**Work to complete**
Copy out each line of the entries below in which the string "chevronClass" appears.

Excerpts from an interface dataset
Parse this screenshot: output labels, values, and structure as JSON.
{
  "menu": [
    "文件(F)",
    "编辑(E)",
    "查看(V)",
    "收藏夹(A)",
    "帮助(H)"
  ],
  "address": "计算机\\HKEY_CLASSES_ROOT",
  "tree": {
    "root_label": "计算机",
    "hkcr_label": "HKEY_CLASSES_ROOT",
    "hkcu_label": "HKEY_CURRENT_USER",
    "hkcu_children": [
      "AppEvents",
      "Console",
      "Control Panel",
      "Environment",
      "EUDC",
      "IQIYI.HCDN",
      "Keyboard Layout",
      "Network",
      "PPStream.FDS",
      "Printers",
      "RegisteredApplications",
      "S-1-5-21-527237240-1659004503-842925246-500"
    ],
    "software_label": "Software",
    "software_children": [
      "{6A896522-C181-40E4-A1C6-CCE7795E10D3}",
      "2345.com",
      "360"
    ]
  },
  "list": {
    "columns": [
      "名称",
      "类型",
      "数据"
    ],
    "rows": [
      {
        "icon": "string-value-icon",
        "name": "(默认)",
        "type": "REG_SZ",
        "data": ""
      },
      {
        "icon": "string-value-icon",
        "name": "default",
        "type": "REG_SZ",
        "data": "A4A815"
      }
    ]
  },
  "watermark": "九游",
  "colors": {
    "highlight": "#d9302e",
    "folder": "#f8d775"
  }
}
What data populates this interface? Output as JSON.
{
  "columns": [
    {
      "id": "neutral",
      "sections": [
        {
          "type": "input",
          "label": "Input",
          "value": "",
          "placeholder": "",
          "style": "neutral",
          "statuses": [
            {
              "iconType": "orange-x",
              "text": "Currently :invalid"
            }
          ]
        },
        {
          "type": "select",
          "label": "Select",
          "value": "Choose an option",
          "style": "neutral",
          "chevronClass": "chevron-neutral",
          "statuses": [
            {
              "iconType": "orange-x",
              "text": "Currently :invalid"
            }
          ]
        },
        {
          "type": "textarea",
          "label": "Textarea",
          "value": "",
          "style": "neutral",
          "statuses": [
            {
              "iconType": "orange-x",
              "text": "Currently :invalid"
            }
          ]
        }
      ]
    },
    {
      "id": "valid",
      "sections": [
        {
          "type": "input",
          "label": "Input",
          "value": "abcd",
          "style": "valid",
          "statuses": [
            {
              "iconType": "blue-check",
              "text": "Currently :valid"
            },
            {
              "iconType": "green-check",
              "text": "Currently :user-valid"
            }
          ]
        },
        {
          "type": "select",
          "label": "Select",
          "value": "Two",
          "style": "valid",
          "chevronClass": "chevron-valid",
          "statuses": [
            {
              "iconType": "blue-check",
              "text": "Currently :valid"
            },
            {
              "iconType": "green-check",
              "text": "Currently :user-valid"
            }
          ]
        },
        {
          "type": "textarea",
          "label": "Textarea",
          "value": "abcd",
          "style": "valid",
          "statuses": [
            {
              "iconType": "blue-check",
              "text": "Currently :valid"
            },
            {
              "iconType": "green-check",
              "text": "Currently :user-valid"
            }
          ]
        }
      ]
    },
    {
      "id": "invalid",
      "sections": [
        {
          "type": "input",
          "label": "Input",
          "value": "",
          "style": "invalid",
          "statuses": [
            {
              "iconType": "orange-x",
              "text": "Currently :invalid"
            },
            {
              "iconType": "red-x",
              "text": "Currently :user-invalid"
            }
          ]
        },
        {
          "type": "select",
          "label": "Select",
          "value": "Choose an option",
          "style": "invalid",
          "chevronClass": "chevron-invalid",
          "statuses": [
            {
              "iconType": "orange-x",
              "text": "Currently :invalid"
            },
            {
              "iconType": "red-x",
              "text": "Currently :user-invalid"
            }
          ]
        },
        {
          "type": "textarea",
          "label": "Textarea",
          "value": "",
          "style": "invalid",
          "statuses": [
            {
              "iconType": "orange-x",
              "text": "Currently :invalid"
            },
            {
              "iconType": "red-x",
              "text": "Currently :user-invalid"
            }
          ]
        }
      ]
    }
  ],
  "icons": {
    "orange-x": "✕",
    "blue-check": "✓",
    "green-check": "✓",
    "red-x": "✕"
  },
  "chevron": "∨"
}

**Your response**
          "chevronClass": "chevron-neutral",
          "chevronClass": "chevron-valid",
          "chevronClass": "chevron-invalid",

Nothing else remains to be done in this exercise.